• What is expected
Your task is to print all of the entries exactly, though the pictures should not be included.

++++ Given information

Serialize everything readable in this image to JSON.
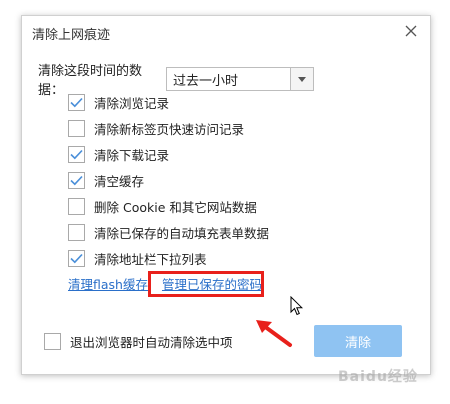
{
  "dialog": {
    "title": "清除上网痕迹"
  },
  "time_range": {
    "label": "清除这段时间的数据：",
    "selected": "过去一小时"
  },
  "options": [
    {
      "label": "清除浏览记录",
      "checked": true
    },
    {
      "label": "清除新标签页快速访问记录",
      "checked": false
    },
    {
      "label": "清除下载记录",
      "checked": true
    },
    {
      "label": "清空缓存",
      "checked": true
    },
    {
      "label": "删除 Cookie 和其它网站数据",
      "checked": false
    },
    {
      "label": "清除已保存的自动填充表单数据",
      "checked": false
    },
    {
      "label": "清除地址栏下拉列表",
      "checked": true
    }
  ],
  "links": {
    "flash": "清理flash缓存",
    "passwords": "管理已保存的密码"
  },
  "footer": {
    "auto_clear_label": "退出浏览器时自动清除选中项",
    "auto_clear_checked": false,
    "clear_button": "清除"
  },
  "watermark": "Baidu经验",
  "colors": {
    "accent": "#2a6fc9",
    "check": "#4a8fd9",
    "button": "#8fc3f2",
    "highlight": "#e8201b"
  }
}
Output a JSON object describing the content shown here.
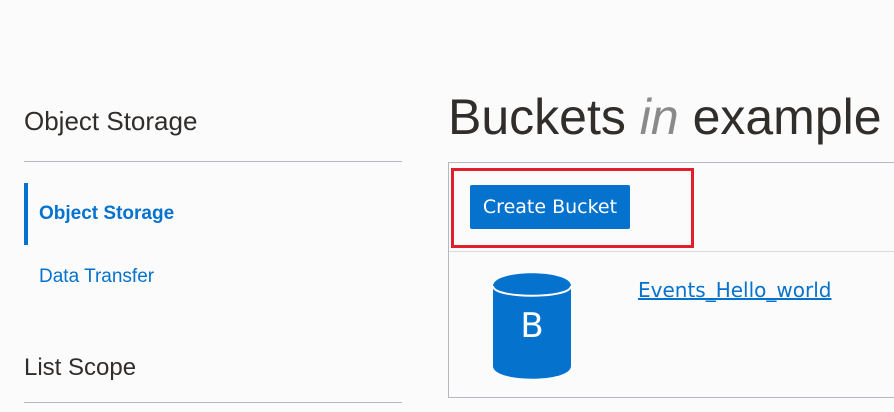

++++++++

• Exercise result
Serialize everything readable in this image to JSON.
{
  "dialog": {
    "title": "清除上网痕迹"
  },
  "time_range": {
    "label": "清除这段时间的数据：",
    "selected": "过去一小时"
  },
  "options": [
    {
      "label": "清除浏览记录",
      "checked": true
    },
    {
      "label": "清除新标签页快速访问记录",
      "checked": false
    },
    {
      "label": "清除下载记录",
      "checked": true
    },
    {
      "label": "清空缓存",
      "checked": true
    },
    {
      "label": "删除 Cookie 和其它网站数据",
      "checked": false
    },
    {
      "label": "清除已保存的自动填充表单数据",
      "checked": false
    },
    {
      "label": "清除地址栏下拉列表",
      "checked": true
    }
  ],
  "links": {
    "flash": "清理flash缓存",
    "passwords": "管理已保存的密码"
  },
  "footer": {
    "auto_clear_label": "退出浏览器时自动清除选中项",
    "auto_clear_checked": false,
    "clear_button": "清除"
  },
  "watermark": "Baidu经验",
  "colors": {
    "accent": "#2a6fc9",
    "check": "#4a8fd9",
    "button": "#8fc3f2",
    "highlight": "#e8201b"
  }
}
Output a JSON object describing the content shown here.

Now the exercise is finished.